I have been flying for more than 30 years now, long enough to remember when people could light up cigarettes during flights.
While much has changed about the flying experience, one thing that has evolved very little is the level of comfort of economy class seating. Economy seats have have always been just a little too dense for an above-average sized person, especially on long-haul flights.
This challenge likely motivated a revolutionary seating design concept by the Jacob-Innovations firm from Cambridge, Massachusetts. The company, recently featured in the media, has several design concepts being promoted on their web-site, designed to enhance passenger comfort.
Perhaps the most straight-forward of these concepts is titled Alternate Elevated Seats (photo left), what the company calls the most cost-effective way to improve Economy Class comfort. This concept suggests that every second row is raised by a height of 7 inches, creating additional legroom for both the elevated row and the row behind. This simple yet ingenious idea also allows for additional reclining capabilities.
Additional designs by the company include sleeper seat concepts and innovations to business class seating.
Do these designs mean the change of economy class seating forever? I wouldn’t get your hopes up; these are designs that are subject to patent pending and have yet to be implemented. But airlines seem to be paying attention to the fact that passengers want more leg room. Last year Air New Zealand revealed new lie-down seating in economy class. Delta and Air Canada, that I am aware of, offer passengers additional leg room in economy at a small price.

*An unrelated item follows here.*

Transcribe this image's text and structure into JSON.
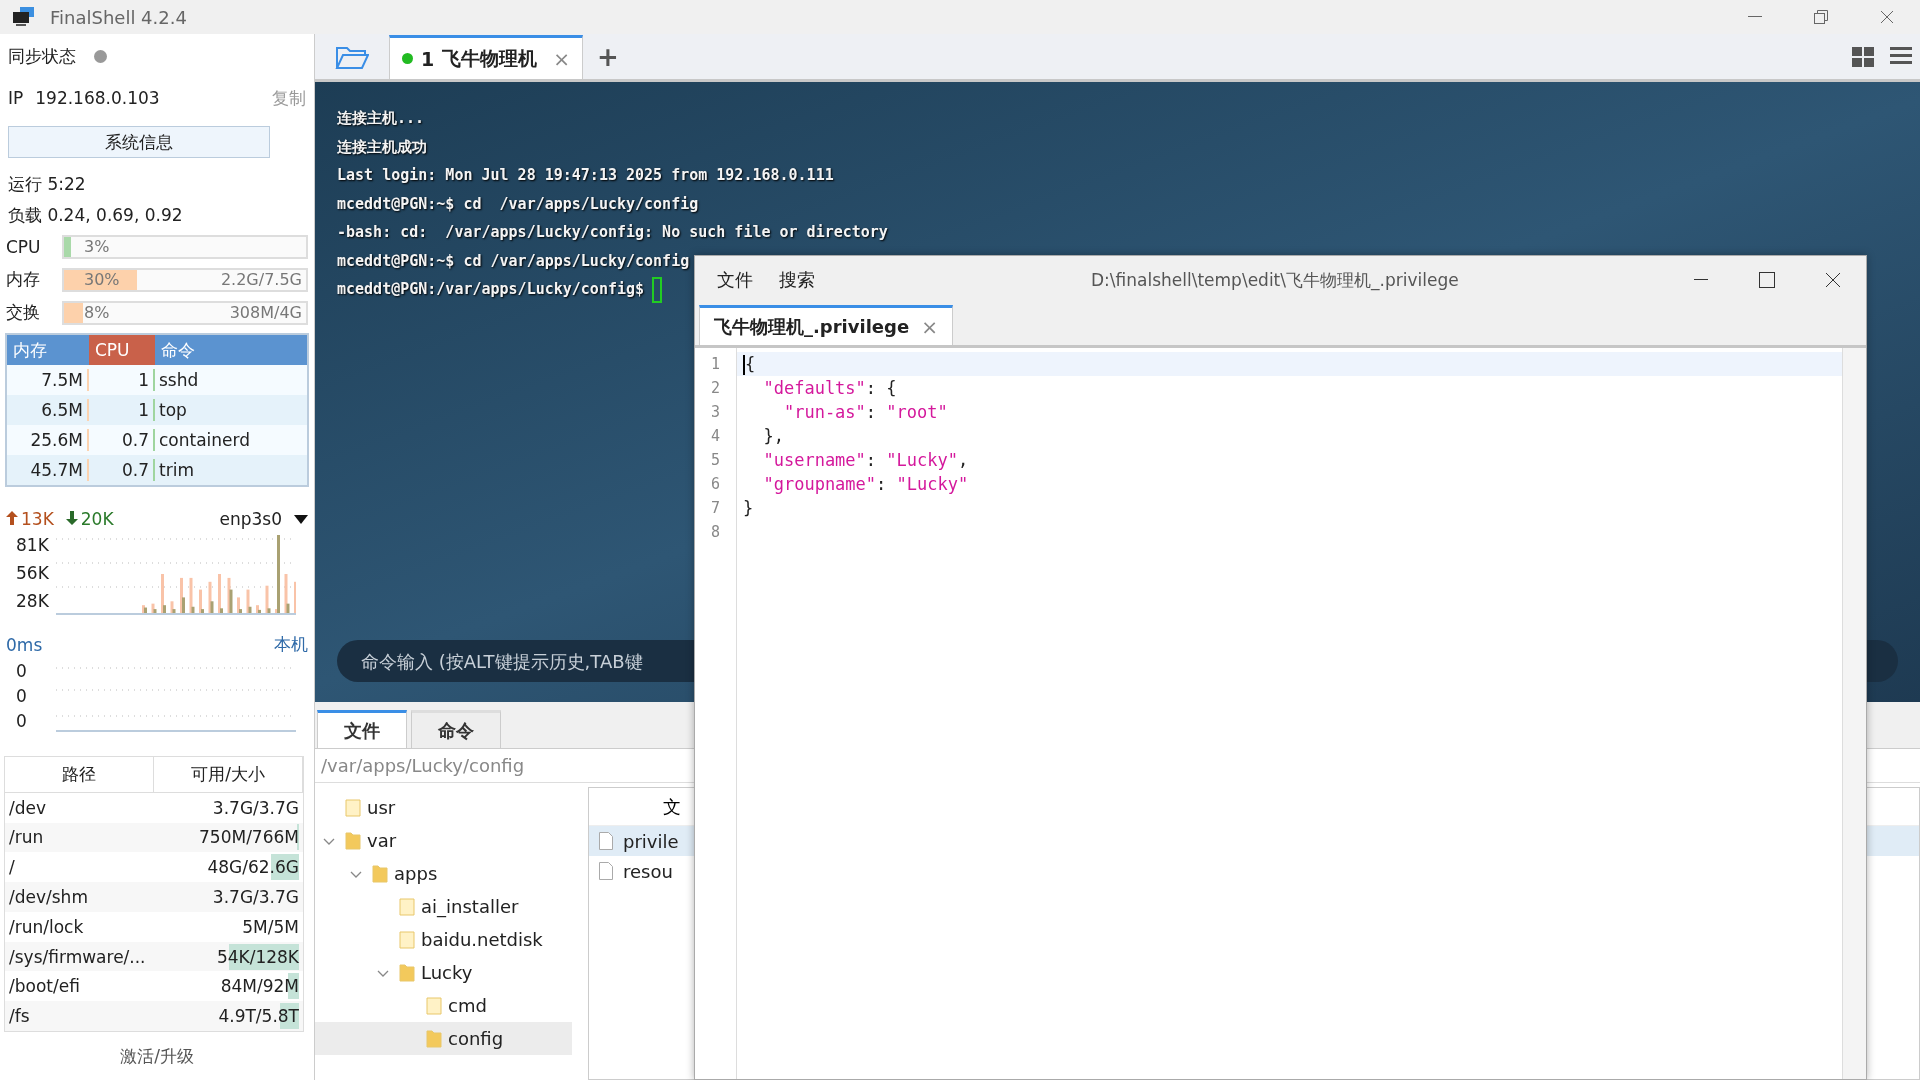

The question the industry needs to pay attention to is whether people would fly more if seating were more comfortable. Would you?
* Photo courtesy of Jacob-Innovations website